The scientists studied 1200 manual workers from forty different companies and found that men who were experiencing stress and who felt that they had a lack of control over their job were 74% more likely to take time off sick with a cold. Common colds are one of the biggest causes of short bouts of work related sickness absence in the UK. Common cold infections are so widespread that there are very few people who escape the infection each year and a recent survey suggested that flu and other minor ailments accounted for 84% of the days off in the UK.


The team from South Korea who undertook the research thought that the difference between men and women may be because men are more likely to 'overrate' common cold symptoms whilst women tend to be more stoical in their response. People experiencing stress are also more likely to smoke, drink heavily or eat unhealthy foods - all of these may contribute to their susceptibility to catching common cold bugs.


Stress and depression are the biggest cause for longer term absence in the UK with 1 in 4 employees experiencing problems. This is not just distressing for the person involved - it can make them less productive at work and is responsible for high rates of sick-leave, accidents and staff turnover.


Commenting on their findings, Dr Olivia Carlton, President of the Society of Occupational Medicine said "Stress of any kind, including work related stress may affect your immune system and be a potential risk factor for the common cold and other illnesses; further studies on this are needed. However the real issue here is that managers in the workplace need to understand how to identify employees who are experiencing stress and help those who are affected. We need to remove the stigma associated with psychological health conditions - they are common and can happen to anyone at anytime in their life. There are solutions and it's important that staff feel able to seek support."


Occupational Health staff will know about the particular stresses and strains of the work environment and have experience of sensitive issues such as workplace confidentiality, job security and the timing of the return to part-time or full-time working.
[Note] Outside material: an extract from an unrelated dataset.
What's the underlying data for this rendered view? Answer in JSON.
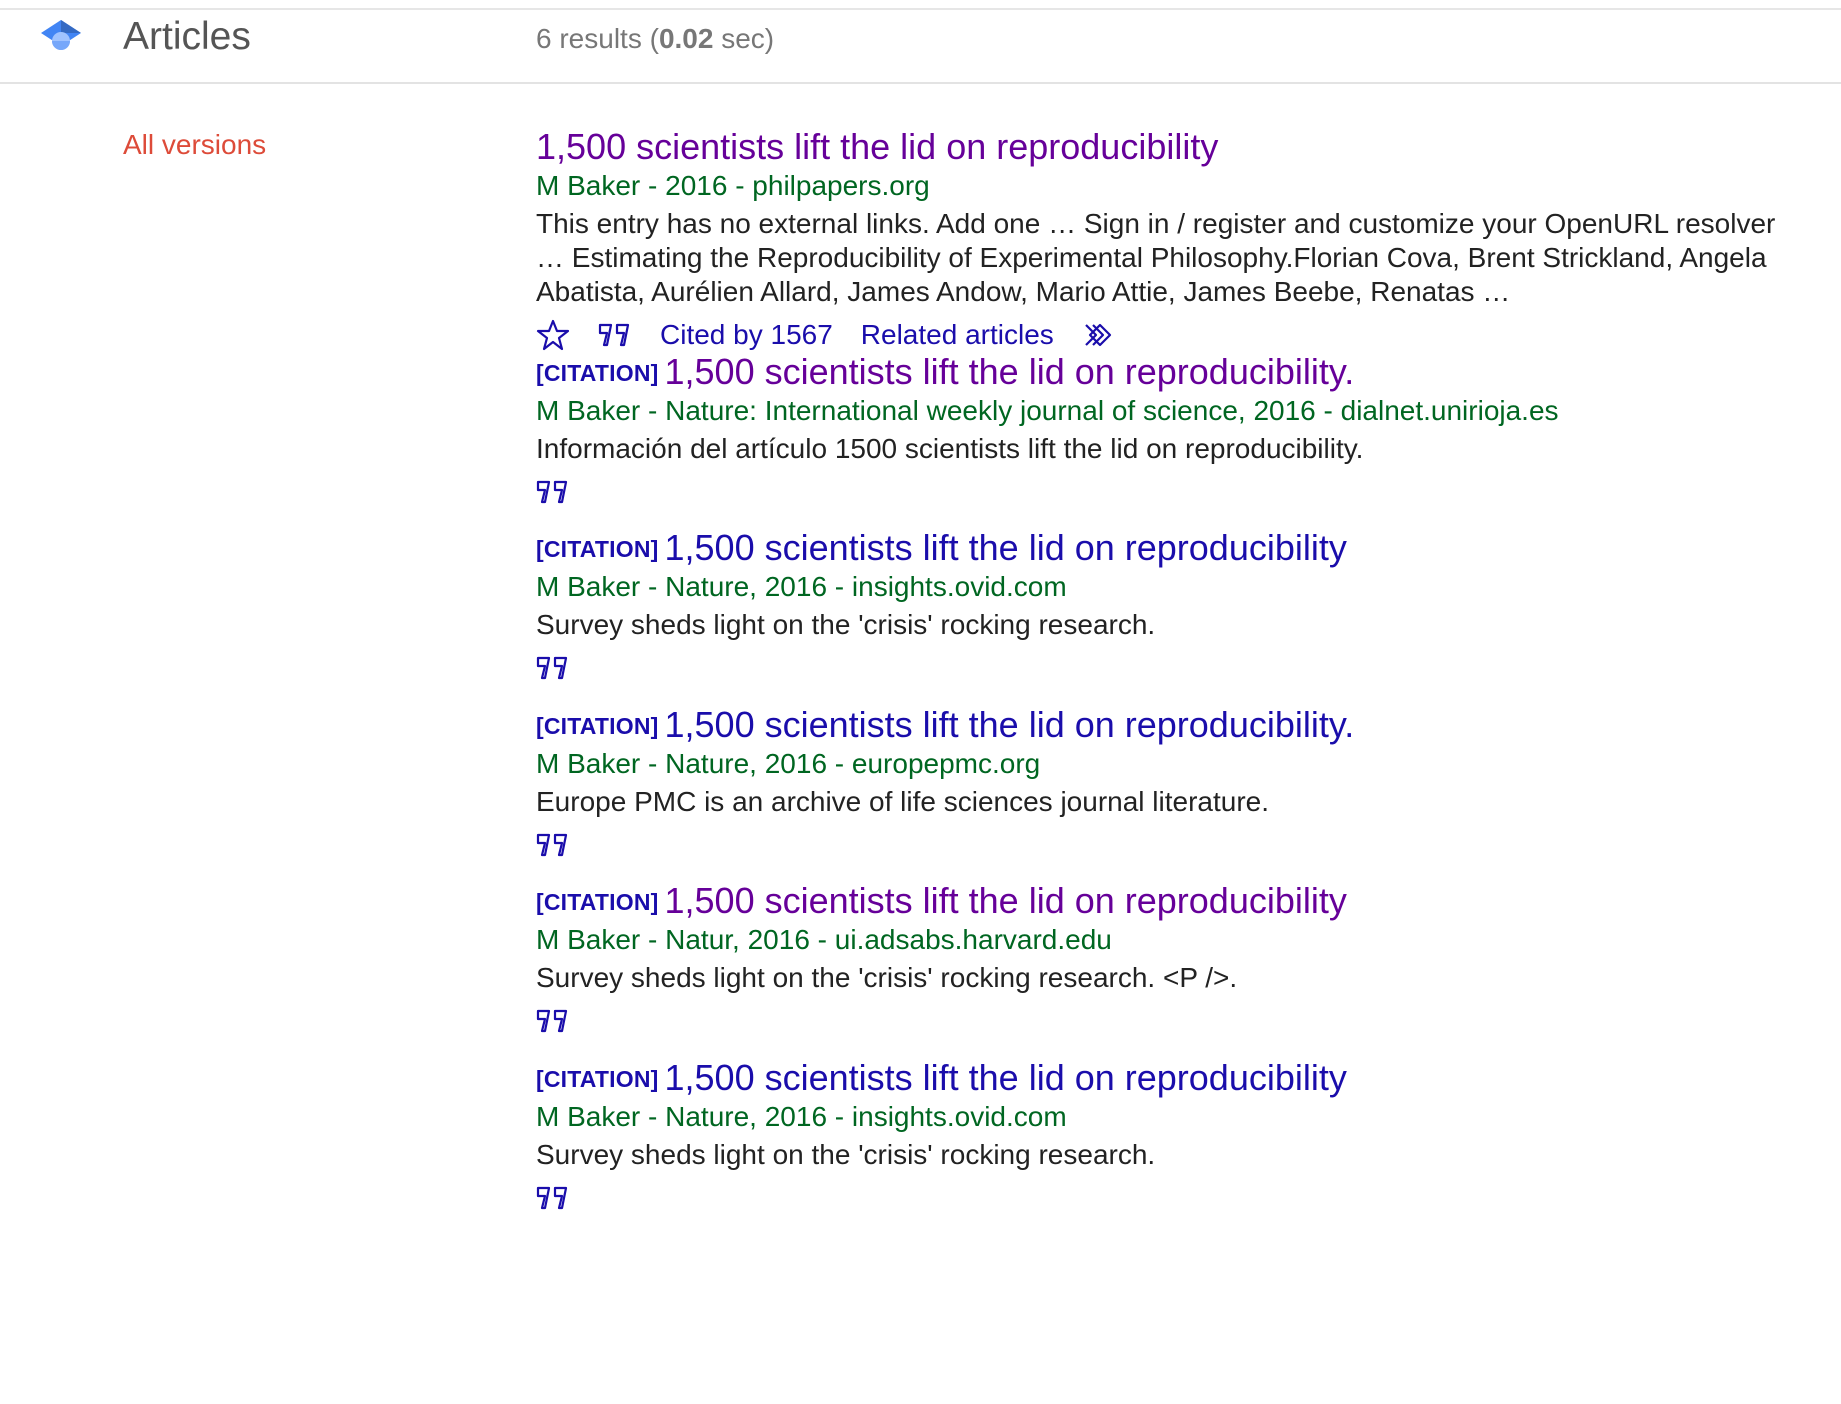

They are ideally placed to advise managers about how to manage staff with psychological problems and can also work closely with family doctors or other specialist health services.